▸ **About this task**
Down to the final line, reproduce the entries that follow exactly.
# # # # #
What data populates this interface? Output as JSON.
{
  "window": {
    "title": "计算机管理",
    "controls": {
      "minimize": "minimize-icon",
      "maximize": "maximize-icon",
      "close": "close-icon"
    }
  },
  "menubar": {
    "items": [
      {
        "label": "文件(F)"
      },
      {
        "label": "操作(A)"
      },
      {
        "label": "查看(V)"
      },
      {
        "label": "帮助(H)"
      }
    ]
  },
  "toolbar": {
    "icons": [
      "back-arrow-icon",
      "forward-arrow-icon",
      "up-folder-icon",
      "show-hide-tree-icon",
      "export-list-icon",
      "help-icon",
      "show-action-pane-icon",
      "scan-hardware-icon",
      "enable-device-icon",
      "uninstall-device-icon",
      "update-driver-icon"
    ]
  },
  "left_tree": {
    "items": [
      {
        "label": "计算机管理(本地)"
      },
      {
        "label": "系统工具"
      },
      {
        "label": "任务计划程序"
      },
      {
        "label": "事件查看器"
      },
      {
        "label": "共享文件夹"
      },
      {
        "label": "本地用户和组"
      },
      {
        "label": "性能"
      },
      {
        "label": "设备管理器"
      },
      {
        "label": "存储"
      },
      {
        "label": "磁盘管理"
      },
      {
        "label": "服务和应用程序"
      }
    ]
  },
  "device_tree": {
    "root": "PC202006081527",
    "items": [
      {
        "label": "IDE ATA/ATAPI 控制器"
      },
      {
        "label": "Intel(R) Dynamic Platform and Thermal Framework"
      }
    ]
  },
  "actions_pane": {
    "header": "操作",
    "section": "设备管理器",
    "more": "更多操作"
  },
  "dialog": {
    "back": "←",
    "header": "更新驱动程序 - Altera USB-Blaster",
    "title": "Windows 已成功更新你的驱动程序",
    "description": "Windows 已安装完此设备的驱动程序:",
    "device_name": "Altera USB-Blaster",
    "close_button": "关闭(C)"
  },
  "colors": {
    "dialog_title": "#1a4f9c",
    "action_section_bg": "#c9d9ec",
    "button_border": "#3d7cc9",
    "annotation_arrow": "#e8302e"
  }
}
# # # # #
▸ **Exercise output**
What data populates this interface? Output as JSON.
{
  "window": {
    "title": "计算机管理",
    "controls": {
      "minimize": "minimize-icon",
      "maximize": "maximize-icon",
      "close": "close-icon"
    }
  },
  "menubar": {
    "items": [
      {
        "label": "文件(F)"
      },
      {
        "label": "操作(A)"
      },
      {
        "label": "查看(V)"
      },
      {
        "label": "帮助(H)"
      }
    ]
  },
  "toolbar": {
    "icons": [
      "back-arrow-icon",
      "forward-arrow-icon",
      "up-folder-icon",
      "show-hide-tree-icon",
      "export-list-icon",
      "help-icon",
      "show-action-pane-icon",
      "scan-hardware-icon",
      "enable-device-icon",
      "uninstall-device-icon",
      "update-driver-icon"
    ]
  },
  "left_tree": {
    "items": [
      {
        "label": "计算机管理(本地)"
      },
      {
        "label": "系统工具"
      },
      {
        "label": "任务计划程序"
      },
      {
        "label": "事件查看器"
      },
      {
        "label": "共享文件夹"
      },
      {
        "label": "本地用户和组"
      },
      {
        "label": "性能"
      },
      {
        "label": "设备管理器"
      },
      {
        "label": "存储"
      },
      {
        "label": "磁盘管理"
      },
      {
        "label": "服务和应用程序"
      }
    ]
  },
  "device_tree": {
    "root": "PC202006081527",
    "items": [
      {
        "label": "IDE ATA/ATAPI 控制器"
      },
      {
        "label": "Intel(R) Dynamic Platform and Thermal Framework"
      }
    ]
  },
  "actions_pane": {
    "header": "操作",
    "section": "设备管理器",
    "more": "更多操作"
  },
  "dialog": {
    "back": "←",
    "header": "更新驱动程序 - Altera USB-Blaster",
    "title": "Windows 已成功更新你的驱动程序",
    "description": "Windows 已安装完此设备的驱动程序:",
    "device_name": "Altera USB-Blaster",
    "close_button": "关闭(C)"
  },
  "colors": {
    "dialog_title": "#1a4f9c",
    "action_section_bg": "#c9d9ec",
    "button_border": "#3d7cc9",
    "annotation_arrow": "#e8302e"
  }
}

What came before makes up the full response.